For this occasion, new Secretary of State John Kerry issued a statement that gives too much credit to Condi Rice, but which otherwise is pretty good.
It is a great and too often untold global success story that so much of the political, economic, and social progress of the last few decades could never have been imaginable without the leadership and courage of strong women. Over the past year alone, we’ve celebrated the landmark ascendance of women to the presidencies of Malawi and South Korea–and here in the United States, we saw the unprecedented election of 20 women to the U.S. Senate. That milestone was particularly meaningful to me, as someone who was sworn in to serve in the United States Senate in 1985, joined by my two teenage daughters and struck by the fact that I had twice as many daughters as there were women in the Senate. Today, with the service of 20 women, the Senate is a stronger, smarter place; more representative of our belief that we are a stronger nation when our leadership reflects our population. I am proud to benefit every day from the wisdom and example of my wife Teresa--who was born in Mozambique, marched against apartheid, speaks five languages and worked with the UN Trusteeship Council, and I am blessed by the lessons I’ve learned from my sister who worked for most of her career at the UN, and most recently at the UN Mission, and another sister who spent decades teaching young girls overseas.>> Read the full statement.

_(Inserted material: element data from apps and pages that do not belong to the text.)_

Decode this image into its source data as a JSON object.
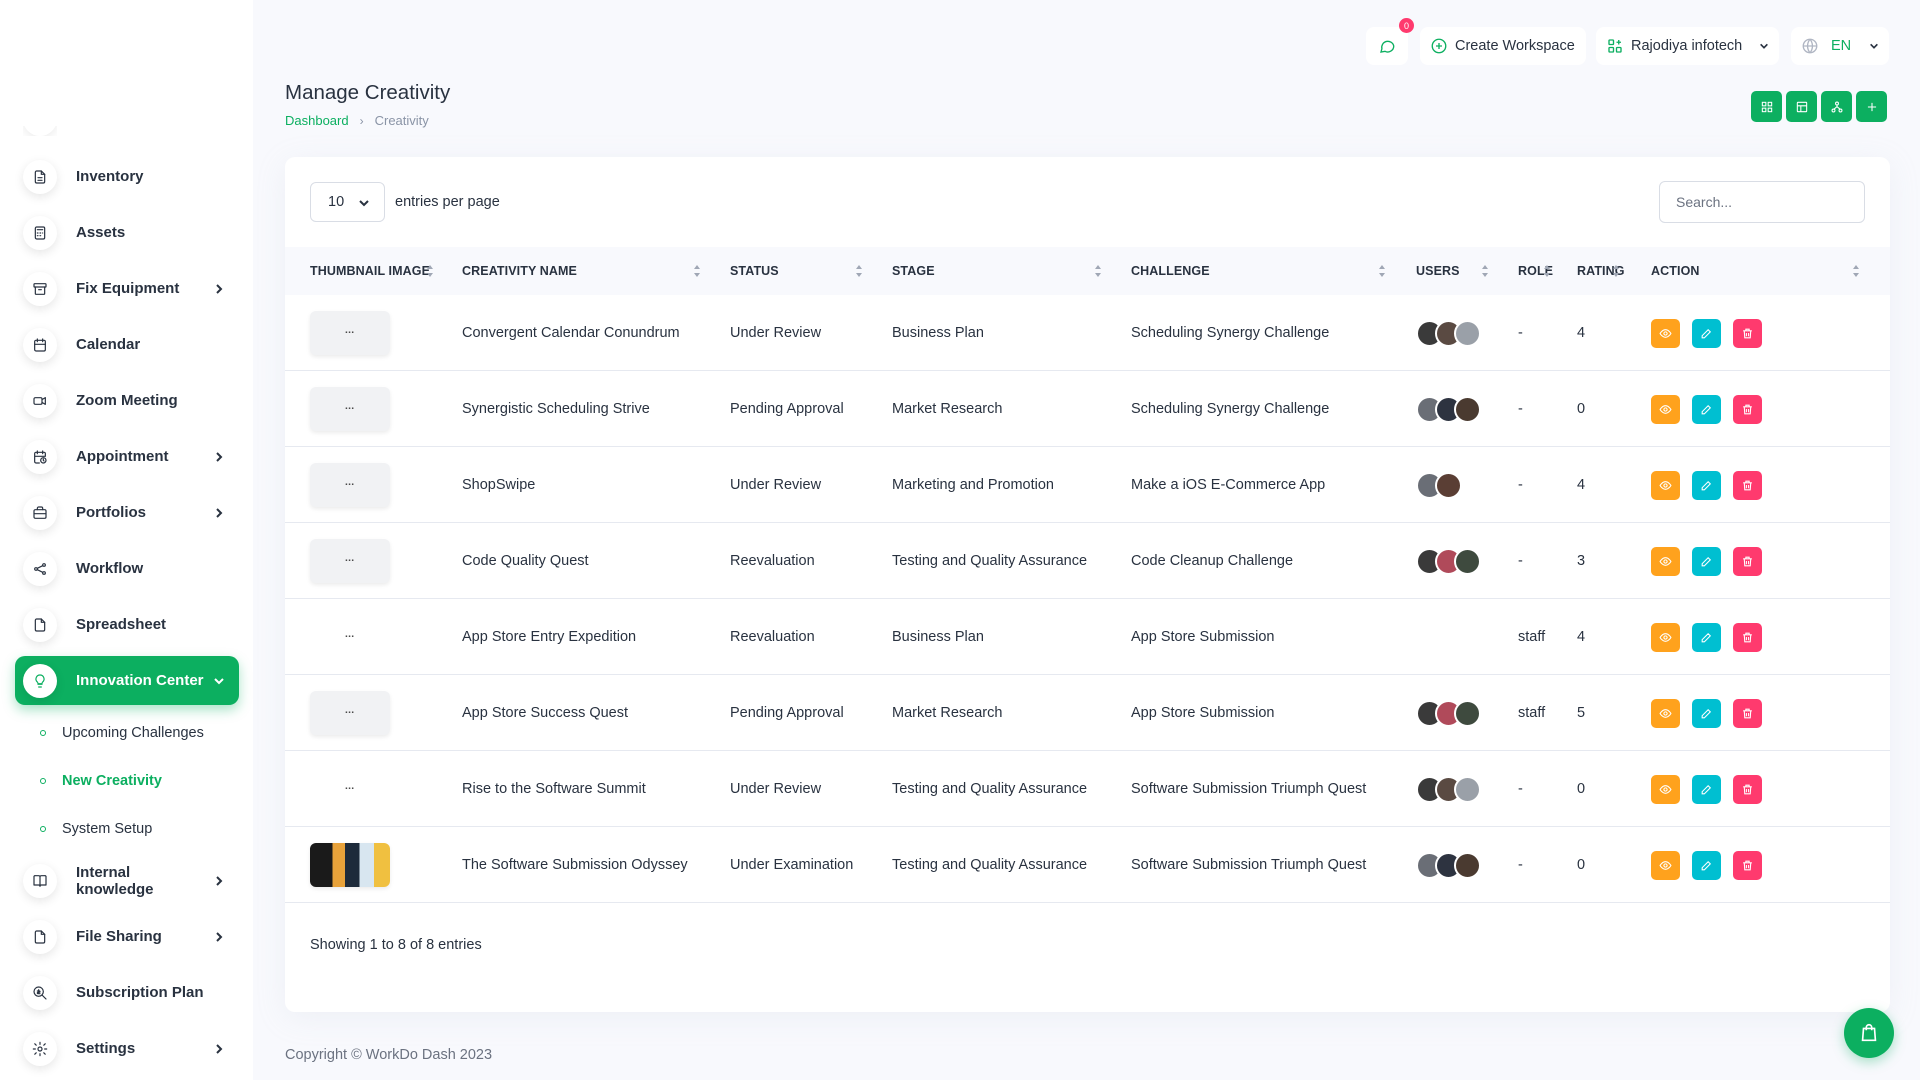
{
  "header": {
    "notification_count": "0",
    "create_workspace": "Create Workspace",
    "workspace_name": "Rajodiya infotech",
    "language": "EN"
  },
  "page": {
    "title": "Manage Creativity",
    "breadcrumb_home": "Dashboard",
    "breadcrumb_current": "Creativity"
  },
  "sidebar": {
    "items": [
      {
        "label": "Inventory",
        "icon": "document-icon"
      },
      {
        "label": "Assets",
        "icon": "calculator-icon"
      },
      {
        "label": "Fix Equipment",
        "icon": "archive-icon"
      },
      {
        "label": "Calendar",
        "icon": "calendar-icon"
      },
      {
        "label": "Zoom Meeting",
        "icon": "video-icon"
      },
      {
        "label": "Appointment",
        "icon": "calendar-clock-icon"
      },
      {
        "label": "Portfolios",
        "icon": "briefcase-icon"
      },
      {
        "label": "Workflow",
        "icon": "share-icon"
      },
      {
        "label": "Spreadsheet",
        "icon": "file-icon"
      },
      {
        "label": "Innovation Center",
        "icon": "bulb-icon"
      },
      {
        "label": "Internal knowledge",
        "icon": "book-icon"
      },
      {
        "label": "File Sharing",
        "icon": "file-icon"
      },
      {
        "label": "Subscription Plan",
        "icon": "zoom-money-icon"
      },
      {
        "label": "Settings",
        "icon": "gear-icon"
      }
    ],
    "sub_items": [
      {
        "label": "Upcoming Challenges"
      },
      {
        "label": "New Creativity"
      },
      {
        "label": "System Setup"
      }
    ]
  },
  "table": {
    "entries_value": "10",
    "entries_label": "entries per page",
    "search_placeholder": "Search...",
    "columns": [
      "THUMBNAIL IMAGE",
      "CREATIVITY NAME",
      "STATUS",
      "STAGE",
      "CHALLENGE",
      "USERS",
      "ROLE",
      "RATING",
      "ACTION"
    ],
    "rows": [
      {
        "thumb": "workdo",
        "name": "Convergent Calendar Conundrum",
        "status": "Under Review",
        "stage": "Business Plan",
        "challenge": "Scheduling Synergy Challenge",
        "users": [
          "#3a3a3a",
          "#5a4a42",
          "#9aa0a8"
        ],
        "role": "-",
        "rating": "4"
      },
      {
        "thumb": "workdo",
        "name": "Synergistic Scheduling Strive",
        "status": "Pending Approval",
        "stage": "Market Research",
        "challenge": "Scheduling Synergy Challenge",
        "users": [
          "#6a6e76",
          "#2d3340",
          "#4a3a30"
        ],
        "role": "-",
        "rating": "0"
      },
      {
        "thumb": "workdo",
        "name": "ShopSwipe",
        "status": "Under Review",
        "stage": "Marketing and Promotion",
        "challenge": "Make a iOS E-Commerce App",
        "users": [
          "#6a6e76",
          "#5a3e34"
        ],
        "role": "-",
        "rating": "4"
      },
      {
        "thumb": "workdo",
        "name": "Code Quality Quest",
        "status": "Reevaluation",
        "stage": "Testing and Quality Assurance",
        "challenge": "Code Cleanup Challenge",
        "users": [
          "#3a3a3a",
          "#b04a5a",
          "#3e4a3e"
        ],
        "role": "-",
        "rating": "3"
      },
      {
        "thumb": "plain",
        "name": "App Store Entry Expedition",
        "status": "Reevaluation",
        "stage": "Business Plan",
        "challenge": "App Store Submission",
        "users": [],
        "role": "staff",
        "rating": "4"
      },
      {
        "thumb": "workdo",
        "name": "App Store Success Quest",
        "status": "Pending Approval",
        "stage": "Market Research",
        "challenge": "App Store Submission",
        "users": [
          "#3a3a3a",
          "#b04a5a",
          "#3e4a3e"
        ],
        "role": "staff",
        "rating": "5"
      },
      {
        "thumb": "plain",
        "name": "Rise to the Software Summit",
        "status": "Under Review",
        "stage": "Testing and Quality Assurance",
        "challenge": "Software Submission Triumph Quest",
        "users": [
          "#3a3a3a",
          "#5a4a42",
          "#9aa0a8"
        ],
        "role": "-",
        "rating": "0"
      },
      {
        "thumb": "photo",
        "name": "The Software Submission Odyssey",
        "status": "Under Examination",
        "stage": "Testing and Quality Assurance",
        "challenge": "Software Submission Triumph Quest",
        "users": [
          "#6a6e76",
          "#2d3340",
          "#4a3a30"
        ],
        "role": "-",
        "rating": "0"
      }
    ],
    "showing": "Showing 1 to 8 of 8 entries"
  },
  "footer": {
    "copyright": "Copyright © WorkDo Dash 2023"
  },
  "colors": {
    "primary": "#0caf60",
    "view": "#ffa21d",
    "edit": "#00bfd1",
    "delete": "#ff3a6e"
  }
}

Around the globe, whether they are creating and embracing new opportunities for education and entrepreneurship in Afghanistan, working for democratic reform in Burma, or advancing human rights in the Middle East and North Africa, more women are finding their voices, lifting up communities and nations, and paving the way for future generations to live a better life.
Yet, despite the significant gains women and girls have made, too many challenges and barriers remain...